Brand Authenticity is huge, and surf culture has traditionally rejected most attempts at regulation or corporate influence that were perceived as inauthentic. I recently put together some research for a client who was pitching Vans for help funding an independent surf contest. Here is a summary:
It’s always a bummer when an experiment fails to reject the hull hypothesis. Fortunately I have pretty thick skin. Before my colleague and I eventually found the right stimuli we created plenty of wrong stuff. Feeling especially clever one day, I thought I would prove an interaction (with just the right framing conditions) using nearly identical manipulations:
I thought the presence of two sets of hands (instead of one) would be enough to induce people to think about their relationship with others. Whoops, I was wrong. But being wrong can help steer you toward what is right. Once the full study is published I’ll post the rest of the failed stimuli here…. I think research should be honest, and that it can be enlightening even (and especially) when it stumbles at first. -insert Edison quote on 10000 ways a lightbulb doesn’t work here-

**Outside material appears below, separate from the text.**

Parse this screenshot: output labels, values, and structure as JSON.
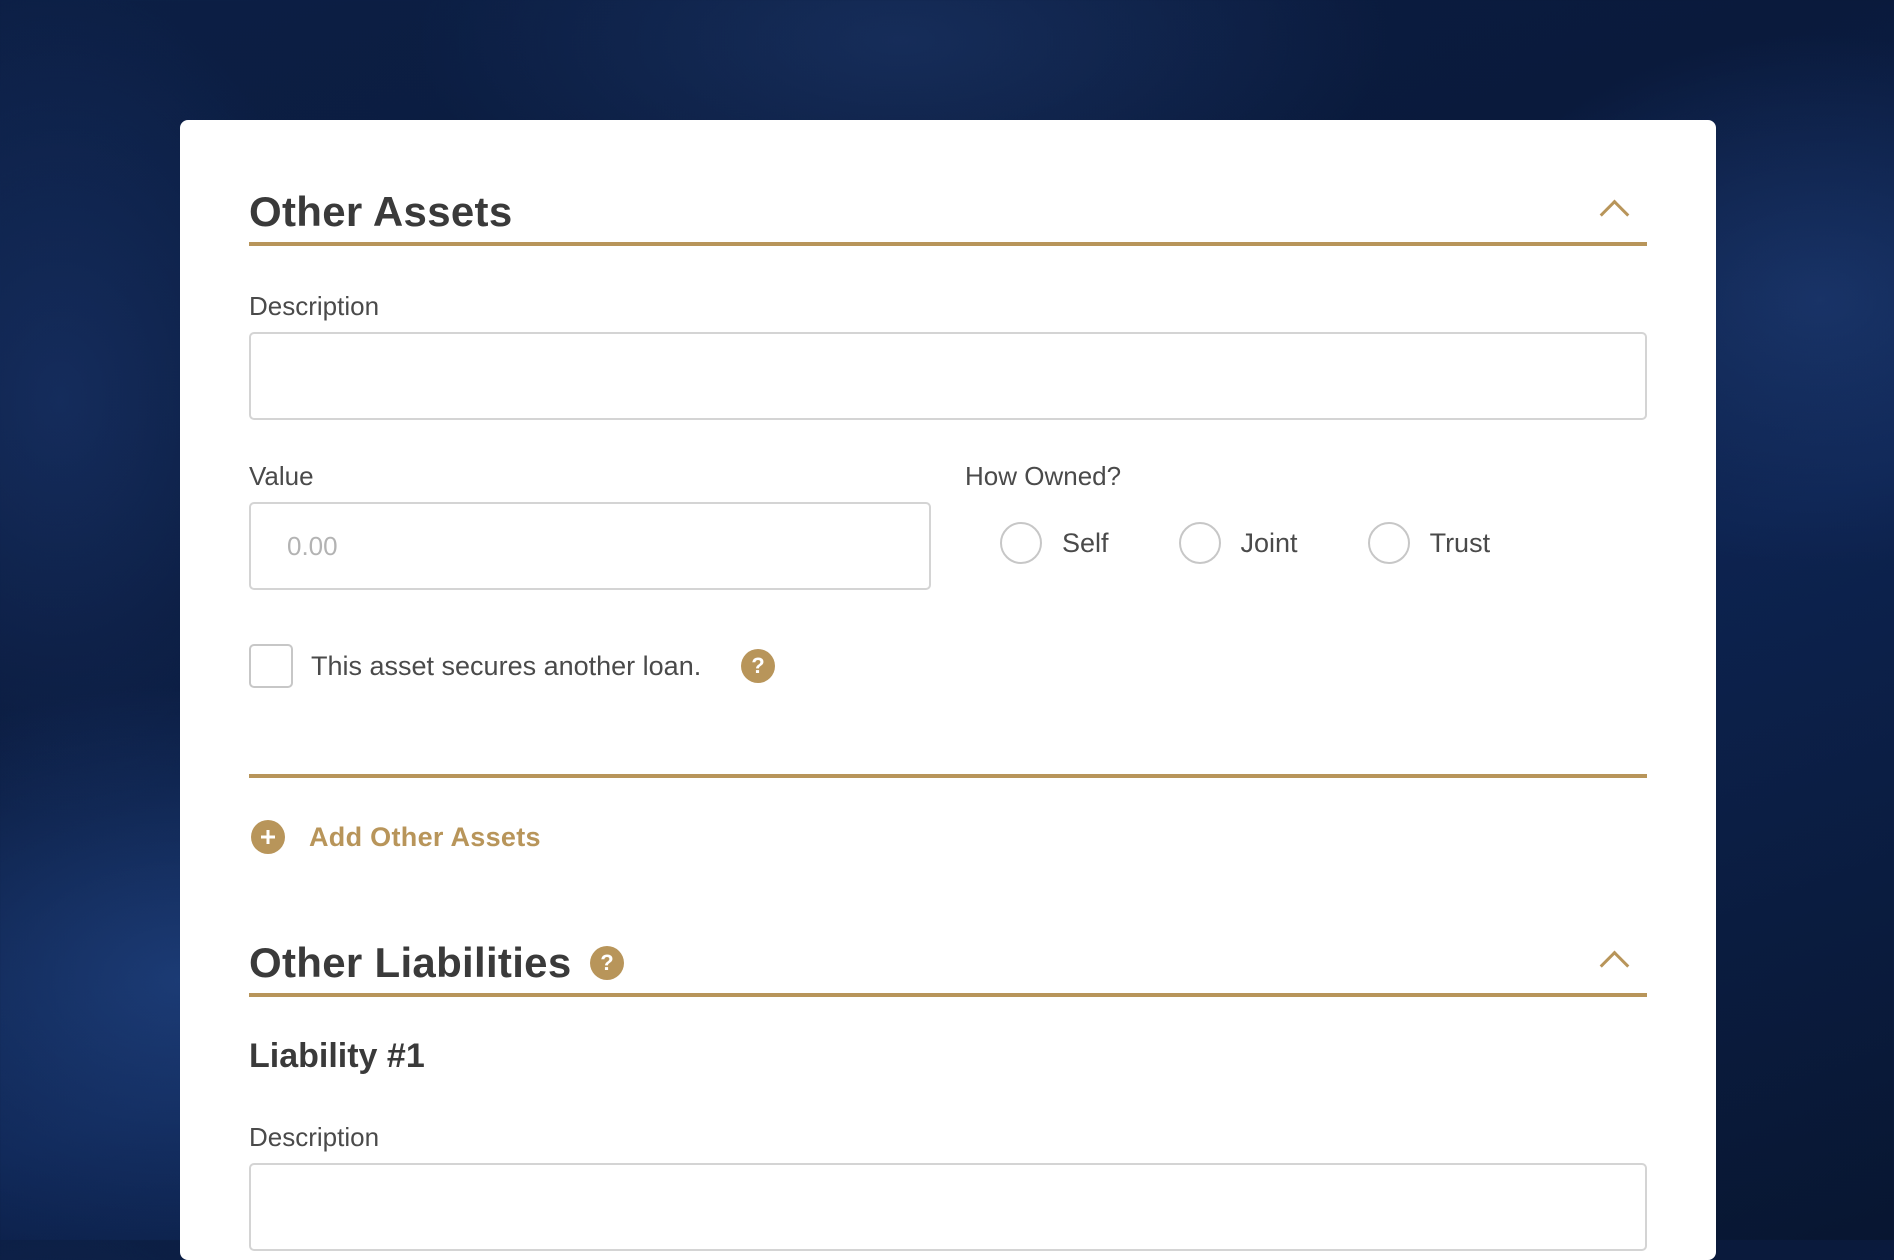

I’m halfway through a two-week Summer Doctoral Programme at the Oxford Internet Institute. With 4 to 5 seminars/lectures each day on research findings, methods instruction, and project proposals, it has been equal parts exhilarating and exhausting. Oxford University has such a rich intellectual history and the people at the OII are shaping how researchers and policy makers worldwide are helping us all understand life our increasingly digital milieu.
Track the goings-on with OII SDP on Twitter
As a semi-thesis at Fuller I wrote a paper on Secular Religion in the Showtime series Dexter. After a revision, I incorporated Charles Taylor’s concept of the Immanent Frame, and it was recently published in the Journal of Religion and Popular Culture.
It’s possible we binged Dexter harder and faster than any other show, ever. Man it was so good… especially the first four season.
In one of my first journal articles, which can be found here, I explored the difference (in terms of self-reported loneliness) on CREATING social media (commenting, adding a new post, replying to someone, etc.) and CONSUMING social media (reading, browsing, scrolling, liking). I found no difference between the two, because BOTH were associated with decreased loneliness. This is congruent with other part of this study that found an increase in affinity for (and use of) social media was also associated with less loneliness.
Again, there are causality questions: are social media MAKING people less lonely, or are less lonely people just more likely to use social media more often, perhaps since they have more social connections? This is part of what I’ll be investigating with my dissertation, which draws heavily upon Media Multiplexity Theory (like this article). Perhaps, as the above image indicates, there are relevant differences in the specific platforms or devices people use for creating and consuming?
More can be found here:
My friend Sean goes on an annual fishing trip to where the Deschutes meets the Columbia every year. This year his usual buddies couldn’t make it, and he invited me. Even though I’m not really into fishing, I figured I had to go, since
a) I live in Oregon now, and salmon are like hoppy beer and coffee: plentiful and delicious in the northwest.
b) He provided EVERYTHING I would need… waders, tent, fishing rod, lures, lessons, and patience.
c) it would mean 2 days of camping with Sean, and he has a epicurean talent unlike anyone I’ve ever known. He cooked steak sandwiches, breakfast burritos, and spaghetti for us all without a campfire. When I camp, I eat cliff bars and crusty PB & Js. When I camp with Sean, I eat better than I do at most restaurants.
so I went, and now we’ll have Chinook for dinner sometime soon!
Summer is here! The weather is hot, spring classes are done, and I get to spend more time on my own research. I’m pretty excited about some experiments this summer and a new media lab we are getting this fall.
Summer also means fun movies (Jurassic World was delightful, but Mad Max was so incredible I almost feel bad for other movies coming out this year), and fabulous professor in our SOJC gave us some tickets to the Oregon Bach Festival. Opening night was a moving performance of Haydn’s Creation. We don’t frequent the symphony but, dare I say, we laughed, we cried, we… got to feel very fancy for a few hours. And it was fun.